→ Activity: Could you report every line from the entries that includes the word "environmentVariables"?

*** Block opens ***

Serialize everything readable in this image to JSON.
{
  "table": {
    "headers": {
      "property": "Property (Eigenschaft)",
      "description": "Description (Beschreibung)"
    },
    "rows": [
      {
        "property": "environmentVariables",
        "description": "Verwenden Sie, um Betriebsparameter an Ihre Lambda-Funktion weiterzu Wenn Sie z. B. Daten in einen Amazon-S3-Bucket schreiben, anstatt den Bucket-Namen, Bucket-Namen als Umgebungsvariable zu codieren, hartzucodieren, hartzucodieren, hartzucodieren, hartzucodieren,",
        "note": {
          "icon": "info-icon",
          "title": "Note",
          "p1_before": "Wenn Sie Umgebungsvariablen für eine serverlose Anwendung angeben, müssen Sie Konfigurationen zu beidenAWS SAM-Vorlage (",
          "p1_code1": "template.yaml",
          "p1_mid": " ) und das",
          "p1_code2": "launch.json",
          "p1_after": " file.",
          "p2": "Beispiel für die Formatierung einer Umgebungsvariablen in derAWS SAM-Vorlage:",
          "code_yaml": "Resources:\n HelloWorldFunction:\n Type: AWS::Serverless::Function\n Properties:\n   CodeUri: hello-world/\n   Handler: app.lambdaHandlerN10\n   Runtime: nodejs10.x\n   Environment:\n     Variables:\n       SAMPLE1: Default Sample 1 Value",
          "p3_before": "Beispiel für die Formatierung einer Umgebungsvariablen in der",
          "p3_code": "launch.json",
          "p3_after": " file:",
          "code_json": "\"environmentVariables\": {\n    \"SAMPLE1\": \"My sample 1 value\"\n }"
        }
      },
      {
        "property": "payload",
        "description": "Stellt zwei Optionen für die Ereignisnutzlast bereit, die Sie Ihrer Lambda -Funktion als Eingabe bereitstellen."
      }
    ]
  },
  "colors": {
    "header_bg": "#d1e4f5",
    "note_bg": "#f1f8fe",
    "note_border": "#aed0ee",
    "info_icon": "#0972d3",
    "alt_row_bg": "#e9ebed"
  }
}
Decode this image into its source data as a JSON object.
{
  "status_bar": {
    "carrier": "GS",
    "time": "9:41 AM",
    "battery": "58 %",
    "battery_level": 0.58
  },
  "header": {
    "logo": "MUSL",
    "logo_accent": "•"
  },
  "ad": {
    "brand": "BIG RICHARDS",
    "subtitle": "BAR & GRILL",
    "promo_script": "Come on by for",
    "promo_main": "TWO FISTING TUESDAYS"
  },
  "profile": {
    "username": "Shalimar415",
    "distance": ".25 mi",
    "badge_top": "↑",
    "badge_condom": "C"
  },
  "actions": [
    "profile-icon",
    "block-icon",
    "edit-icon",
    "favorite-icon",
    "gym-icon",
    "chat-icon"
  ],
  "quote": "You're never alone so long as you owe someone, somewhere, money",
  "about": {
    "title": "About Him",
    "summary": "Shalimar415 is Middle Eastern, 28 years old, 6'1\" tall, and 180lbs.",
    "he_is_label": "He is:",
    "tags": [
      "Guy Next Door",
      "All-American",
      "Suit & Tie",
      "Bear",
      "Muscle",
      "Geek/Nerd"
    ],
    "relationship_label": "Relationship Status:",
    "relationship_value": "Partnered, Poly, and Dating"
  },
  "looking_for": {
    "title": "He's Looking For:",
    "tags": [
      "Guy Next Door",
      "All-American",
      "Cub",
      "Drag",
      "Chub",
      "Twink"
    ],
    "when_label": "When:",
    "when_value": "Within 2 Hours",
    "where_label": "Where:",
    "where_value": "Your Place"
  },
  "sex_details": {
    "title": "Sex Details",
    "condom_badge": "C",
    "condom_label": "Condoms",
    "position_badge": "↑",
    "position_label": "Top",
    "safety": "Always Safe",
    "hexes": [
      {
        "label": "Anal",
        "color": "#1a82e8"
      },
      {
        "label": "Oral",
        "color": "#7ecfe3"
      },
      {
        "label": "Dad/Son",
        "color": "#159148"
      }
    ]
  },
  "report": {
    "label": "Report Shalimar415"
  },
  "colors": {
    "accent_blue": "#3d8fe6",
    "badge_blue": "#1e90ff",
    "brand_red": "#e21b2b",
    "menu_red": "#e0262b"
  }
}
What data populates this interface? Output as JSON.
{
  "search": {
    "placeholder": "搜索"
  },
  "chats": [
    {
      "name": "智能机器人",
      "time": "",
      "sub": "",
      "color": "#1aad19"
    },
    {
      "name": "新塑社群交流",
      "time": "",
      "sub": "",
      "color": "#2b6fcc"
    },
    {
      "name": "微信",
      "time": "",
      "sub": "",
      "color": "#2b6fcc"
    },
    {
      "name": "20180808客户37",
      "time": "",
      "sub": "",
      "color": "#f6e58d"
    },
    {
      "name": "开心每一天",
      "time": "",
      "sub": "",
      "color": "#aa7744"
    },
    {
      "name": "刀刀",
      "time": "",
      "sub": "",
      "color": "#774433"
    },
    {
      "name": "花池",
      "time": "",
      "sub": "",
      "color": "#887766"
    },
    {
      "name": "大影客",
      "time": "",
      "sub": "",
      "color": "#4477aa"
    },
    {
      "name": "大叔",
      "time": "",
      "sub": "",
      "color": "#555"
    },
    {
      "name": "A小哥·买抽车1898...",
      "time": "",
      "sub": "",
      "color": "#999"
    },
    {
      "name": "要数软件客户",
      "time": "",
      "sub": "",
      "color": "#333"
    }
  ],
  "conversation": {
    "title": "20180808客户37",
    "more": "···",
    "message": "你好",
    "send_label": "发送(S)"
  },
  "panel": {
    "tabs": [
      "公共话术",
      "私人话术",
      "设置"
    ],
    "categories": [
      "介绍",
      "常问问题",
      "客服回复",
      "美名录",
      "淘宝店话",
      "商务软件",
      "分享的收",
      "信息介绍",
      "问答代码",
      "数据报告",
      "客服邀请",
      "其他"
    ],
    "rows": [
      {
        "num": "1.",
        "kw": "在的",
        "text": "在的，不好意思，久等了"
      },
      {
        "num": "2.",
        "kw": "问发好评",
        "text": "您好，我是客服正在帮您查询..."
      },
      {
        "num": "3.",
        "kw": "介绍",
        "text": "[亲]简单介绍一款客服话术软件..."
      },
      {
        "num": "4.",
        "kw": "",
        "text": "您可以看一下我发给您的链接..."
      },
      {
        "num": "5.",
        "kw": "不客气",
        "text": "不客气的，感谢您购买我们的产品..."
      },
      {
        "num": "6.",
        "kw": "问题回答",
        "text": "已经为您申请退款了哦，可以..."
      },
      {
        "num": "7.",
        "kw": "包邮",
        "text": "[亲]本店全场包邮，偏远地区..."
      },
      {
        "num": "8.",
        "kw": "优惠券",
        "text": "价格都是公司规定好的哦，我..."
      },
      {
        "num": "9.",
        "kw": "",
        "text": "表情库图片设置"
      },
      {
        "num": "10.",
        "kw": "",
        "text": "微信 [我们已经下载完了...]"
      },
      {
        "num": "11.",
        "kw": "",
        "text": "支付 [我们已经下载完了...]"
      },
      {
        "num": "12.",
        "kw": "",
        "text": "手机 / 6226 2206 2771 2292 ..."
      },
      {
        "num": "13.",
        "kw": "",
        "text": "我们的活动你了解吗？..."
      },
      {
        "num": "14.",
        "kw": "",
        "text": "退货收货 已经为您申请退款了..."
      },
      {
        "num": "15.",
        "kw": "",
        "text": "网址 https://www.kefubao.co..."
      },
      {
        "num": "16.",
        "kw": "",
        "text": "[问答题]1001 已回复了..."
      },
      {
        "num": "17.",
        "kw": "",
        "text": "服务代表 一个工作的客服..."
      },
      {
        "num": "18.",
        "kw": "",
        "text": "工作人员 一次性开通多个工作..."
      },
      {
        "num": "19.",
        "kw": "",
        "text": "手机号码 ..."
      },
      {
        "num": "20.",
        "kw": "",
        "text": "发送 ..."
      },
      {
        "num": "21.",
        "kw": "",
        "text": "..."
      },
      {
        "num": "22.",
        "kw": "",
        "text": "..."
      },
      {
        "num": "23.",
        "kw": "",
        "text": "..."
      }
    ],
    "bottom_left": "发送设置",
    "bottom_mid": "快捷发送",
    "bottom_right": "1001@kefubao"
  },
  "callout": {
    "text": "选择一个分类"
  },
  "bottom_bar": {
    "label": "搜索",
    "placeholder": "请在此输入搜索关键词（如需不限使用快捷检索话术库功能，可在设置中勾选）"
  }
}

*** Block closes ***

→ Output for this task:
        "property": "environmentVariables",
          "code_json": "\"environmentVariables\": {\n    \"SAMPLE1\": \"My sample 1 value\"\n }"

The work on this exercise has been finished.